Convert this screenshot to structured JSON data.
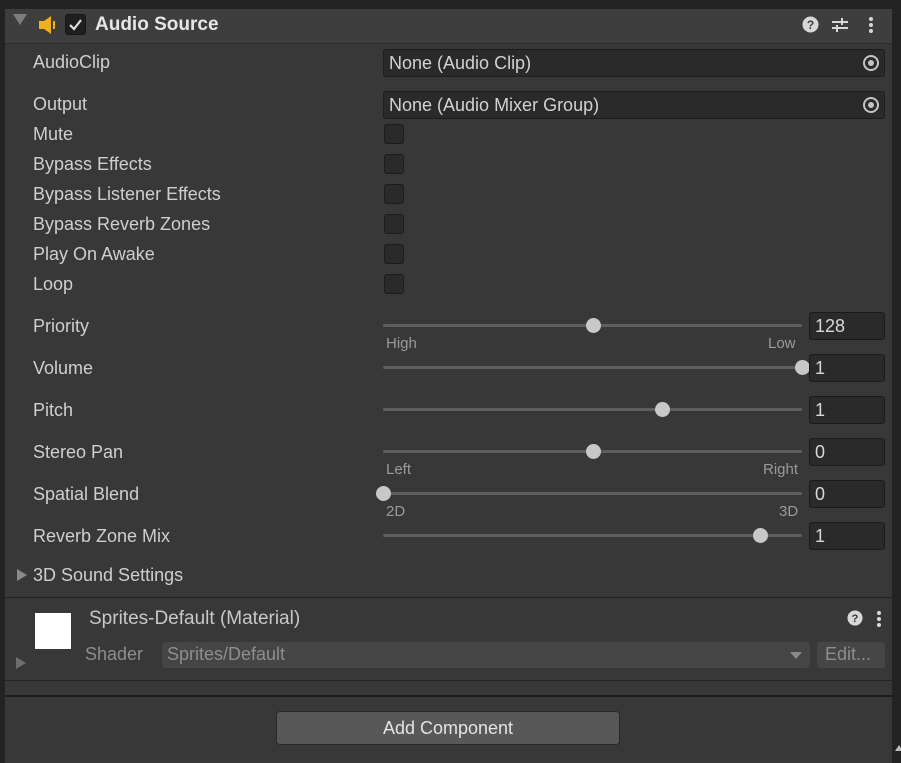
{
  "component": {
    "title": "Audio Source",
    "enabled": true,
    "icons": [
      "speaker-icon",
      "help-icon",
      "presets-icon",
      "more-menu-icon"
    ]
  },
  "fields": {
    "audio_clip": {
      "label": "AudioClip",
      "value": "None (Audio Clip)"
    },
    "output": {
      "label": "Output",
      "value": "None (Audio Mixer Group)"
    },
    "mute": {
      "label": "Mute",
      "checked": false
    },
    "bypass_effects": {
      "label": "Bypass Effects",
      "checked": false
    },
    "bypass_listener_effects": {
      "label": "Bypass Listener Effects",
      "checked": false
    },
    "bypass_reverb_zones": {
      "label": "Bypass Reverb Zones",
      "checked": false
    },
    "play_on_awake": {
      "label": "Play On Awake",
      "checked": false
    },
    "loop": {
      "label": "Loop",
      "checked": false
    }
  },
  "sliders": {
    "priority": {
      "label": "Priority",
      "value": "128",
      "fraction": 0.5,
      "min_label": "High",
      "max_label": "Low"
    },
    "volume": {
      "label": "Volume",
      "value": "1",
      "fraction": 1.0
    },
    "pitch": {
      "label": "Pitch",
      "value": "1",
      "fraction": 0.667
    },
    "stereo_pan": {
      "label": "Stereo Pan",
      "value": "0",
      "fraction": 0.5,
      "min_label": "Left",
      "max_label": "Right"
    },
    "spatial_blend": {
      "label": "Spatial Blend",
      "value": "0",
      "fraction": 0.0,
      "min_label": "2D",
      "max_label": "3D"
    },
    "reverb_zone_mix": {
      "label": "Reverb Zone Mix",
      "value": "1",
      "fraction": 0.9
    }
  },
  "sound_settings": {
    "label": "3D Sound Settings"
  },
  "material": {
    "title": "Sprites-Default (Material)",
    "shader_label": "Shader",
    "shader_value": "Sprites/Default",
    "edit_label": "Edit..."
  },
  "add_component": {
    "label": "Add Component"
  },
  "colors": {
    "accent_speaker": "#f0b01e",
    "background": "#383838"
  }
}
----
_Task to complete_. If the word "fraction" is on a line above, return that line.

_Exercise answer_.
      "fraction": 0.5,
      "fraction": 1.0
      "fraction": 0.667
      "fraction": 0.5,
      "fraction": 0.0,
      "fraction": 0.9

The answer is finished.